But it wasn't all good news. A chapter in the story of HIV and AIDS was coming to an end, but another was about to begin. Many people were responding well to the antiretrovirals; others weren't so lucky. The medication for HIV is highly toxic and when I first took the drug Trizivir it is no exaggeration to say that it almost killed me. For several weeks I felt nauseous and dizzy. I had headaches, diarrhoea and every twenty minutes I was dry retching over the toilet bowl. Every night, as I tried in vain to sleep, beads of hot sweat would trickle down my body, soaking my bedsheets. I'd never felt more ill in my entire life! Finally, one afternoon, I received a telephone call from my consultant at Greenwich Hospital. A recent liver function test had revealed that my ALT levels had shot up to an astronomical 700. The drug was killing me. Slowly, but surely, the drug was destroying my liver; and I had to stop taking the medication immediately.
I now take a combination of Kaletra and tenofovir. It's been kinder to my liver, but although my viral load has dropped to an undetectable level, even after ten years of taking this medication my CD4 count rarely rises above 300. In other words, it looks as if my immune system has been permanently damaged by the virus. There are also many side effects of this medication: chronic diarrhoea, muscle pain, high cholesterol levels, extreme fatigue, nausea, to name but a very few. These are manageable, of course, with a good diet and a cupboard full of medicines. But it isn't easy living with these side effects on a day-to-day basis. I also take the drug venlaflaxine to help me cope with my bouts of serious depression and my debilitating anxiety disorder. These attacks still occur every now and then, despite the medication.
Friends of mine, who are taking other anti-HIV medications, are still suffering from the side effects many years later: facial wasting, swollen bellies, cardiovascular problems and neuropahy.
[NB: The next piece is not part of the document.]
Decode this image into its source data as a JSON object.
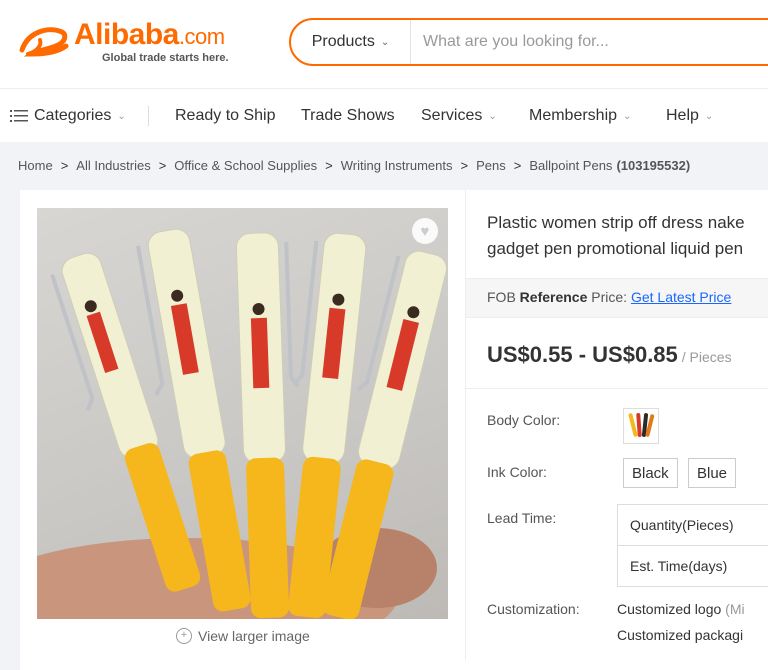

And heaven only knows what the long-term side effects of this aggressive medication are going to be.
There has also been another - and perhaps more alarming - side effect since the arrival of the antiretrovirals. As mortality rates have dropped, so too has the fear factor for those uninfected by the virus. A strange complacency and apathy towards HIV and safe sex seems to have wormed its wicked way onto the current gay scene. Over the last few years the number of gay men catching the virus has more than doubled. Recently the THT reported that there had been more new infections than at any other point in the history of the epidemic. Not only do I find this news very alarming, but I also find it deeply disturbing and very shocking. What the hell is going on?
I have deliberately distanced myself from the commercial gay scene over the last few years, so I'm probably not in a position to comment. I gave up drink and recreational drugs a long time ago, and now pursue a quiet, almost hermit-like, lifestyle. I've written and I am currently illustrating a fantasy children's novel, which takes up most of my time; and probably keeps me out of mischief. My two cats, Ziggy and Morrissey, keep me company.
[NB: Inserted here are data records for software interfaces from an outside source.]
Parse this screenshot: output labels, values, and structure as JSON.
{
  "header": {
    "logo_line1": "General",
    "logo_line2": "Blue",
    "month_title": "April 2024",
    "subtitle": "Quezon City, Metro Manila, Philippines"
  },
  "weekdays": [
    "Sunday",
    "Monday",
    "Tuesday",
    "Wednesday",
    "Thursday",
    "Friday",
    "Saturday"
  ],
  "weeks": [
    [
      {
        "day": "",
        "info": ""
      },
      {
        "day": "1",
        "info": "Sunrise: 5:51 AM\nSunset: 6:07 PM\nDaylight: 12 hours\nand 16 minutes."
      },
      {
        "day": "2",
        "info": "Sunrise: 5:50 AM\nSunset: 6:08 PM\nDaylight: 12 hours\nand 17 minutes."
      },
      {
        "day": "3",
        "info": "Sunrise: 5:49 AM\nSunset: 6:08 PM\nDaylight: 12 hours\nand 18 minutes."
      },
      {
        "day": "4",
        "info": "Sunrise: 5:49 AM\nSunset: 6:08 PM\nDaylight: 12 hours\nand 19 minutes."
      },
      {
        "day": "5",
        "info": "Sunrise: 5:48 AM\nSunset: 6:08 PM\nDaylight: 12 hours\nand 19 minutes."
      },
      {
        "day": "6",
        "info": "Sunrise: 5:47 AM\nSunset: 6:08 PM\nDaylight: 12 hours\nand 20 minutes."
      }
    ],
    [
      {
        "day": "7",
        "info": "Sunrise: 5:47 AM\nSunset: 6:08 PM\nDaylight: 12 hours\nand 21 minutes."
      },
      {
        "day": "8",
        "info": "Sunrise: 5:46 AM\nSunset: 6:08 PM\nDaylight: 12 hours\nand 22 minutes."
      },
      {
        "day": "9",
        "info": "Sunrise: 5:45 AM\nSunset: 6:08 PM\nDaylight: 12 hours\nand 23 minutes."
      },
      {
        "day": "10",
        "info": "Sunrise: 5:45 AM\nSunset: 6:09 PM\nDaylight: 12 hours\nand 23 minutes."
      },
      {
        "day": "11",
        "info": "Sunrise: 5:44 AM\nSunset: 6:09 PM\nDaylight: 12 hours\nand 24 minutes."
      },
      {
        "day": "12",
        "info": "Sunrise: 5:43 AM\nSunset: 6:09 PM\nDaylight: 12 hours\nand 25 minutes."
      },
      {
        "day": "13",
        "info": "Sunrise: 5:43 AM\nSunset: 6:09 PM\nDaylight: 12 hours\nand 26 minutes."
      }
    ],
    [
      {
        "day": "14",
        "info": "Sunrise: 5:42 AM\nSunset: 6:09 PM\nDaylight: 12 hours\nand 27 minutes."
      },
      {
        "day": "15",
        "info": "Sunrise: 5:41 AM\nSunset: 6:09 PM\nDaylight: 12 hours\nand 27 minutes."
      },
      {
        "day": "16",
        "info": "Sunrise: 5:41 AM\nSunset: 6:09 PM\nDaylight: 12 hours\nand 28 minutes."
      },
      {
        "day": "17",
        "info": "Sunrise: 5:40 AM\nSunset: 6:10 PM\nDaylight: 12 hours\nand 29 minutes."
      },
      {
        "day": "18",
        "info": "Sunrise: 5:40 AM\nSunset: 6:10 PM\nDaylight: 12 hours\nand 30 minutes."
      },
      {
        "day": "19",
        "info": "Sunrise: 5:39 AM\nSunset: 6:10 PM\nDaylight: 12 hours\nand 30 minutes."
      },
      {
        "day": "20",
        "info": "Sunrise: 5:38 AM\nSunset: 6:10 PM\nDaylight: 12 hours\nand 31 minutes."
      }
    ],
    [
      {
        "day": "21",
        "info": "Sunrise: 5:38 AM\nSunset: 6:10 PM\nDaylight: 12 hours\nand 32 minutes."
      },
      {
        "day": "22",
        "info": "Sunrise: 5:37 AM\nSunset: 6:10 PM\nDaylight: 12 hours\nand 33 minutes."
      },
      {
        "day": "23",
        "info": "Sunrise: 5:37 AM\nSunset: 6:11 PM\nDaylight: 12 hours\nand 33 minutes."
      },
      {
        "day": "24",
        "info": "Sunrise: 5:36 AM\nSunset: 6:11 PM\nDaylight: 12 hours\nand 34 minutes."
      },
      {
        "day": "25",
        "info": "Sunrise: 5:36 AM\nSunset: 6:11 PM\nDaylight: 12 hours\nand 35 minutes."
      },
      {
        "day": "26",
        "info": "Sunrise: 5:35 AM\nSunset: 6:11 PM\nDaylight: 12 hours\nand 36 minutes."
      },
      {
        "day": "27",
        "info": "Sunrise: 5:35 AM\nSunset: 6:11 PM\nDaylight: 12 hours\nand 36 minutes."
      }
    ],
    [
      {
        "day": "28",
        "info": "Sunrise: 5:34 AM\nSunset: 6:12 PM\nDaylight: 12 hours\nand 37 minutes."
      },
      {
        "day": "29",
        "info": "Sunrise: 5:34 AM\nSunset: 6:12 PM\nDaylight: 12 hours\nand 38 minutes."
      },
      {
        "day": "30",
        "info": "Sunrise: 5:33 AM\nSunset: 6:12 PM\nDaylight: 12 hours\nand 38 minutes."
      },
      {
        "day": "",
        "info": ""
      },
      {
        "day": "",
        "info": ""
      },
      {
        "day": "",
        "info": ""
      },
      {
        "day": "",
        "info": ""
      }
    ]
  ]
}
But in the light of recent statistics, the story of HIV and AIDS is far from over; and HIV is beginning to rear its ugly head once more. Although many battles have been won and many lives have been saved, the War on AIDS is far from over. And you can bet your lives there will be many more casualties to come.
Many thanks to journalist and novelist, Paul Burston, for inspiring me to write this personal account.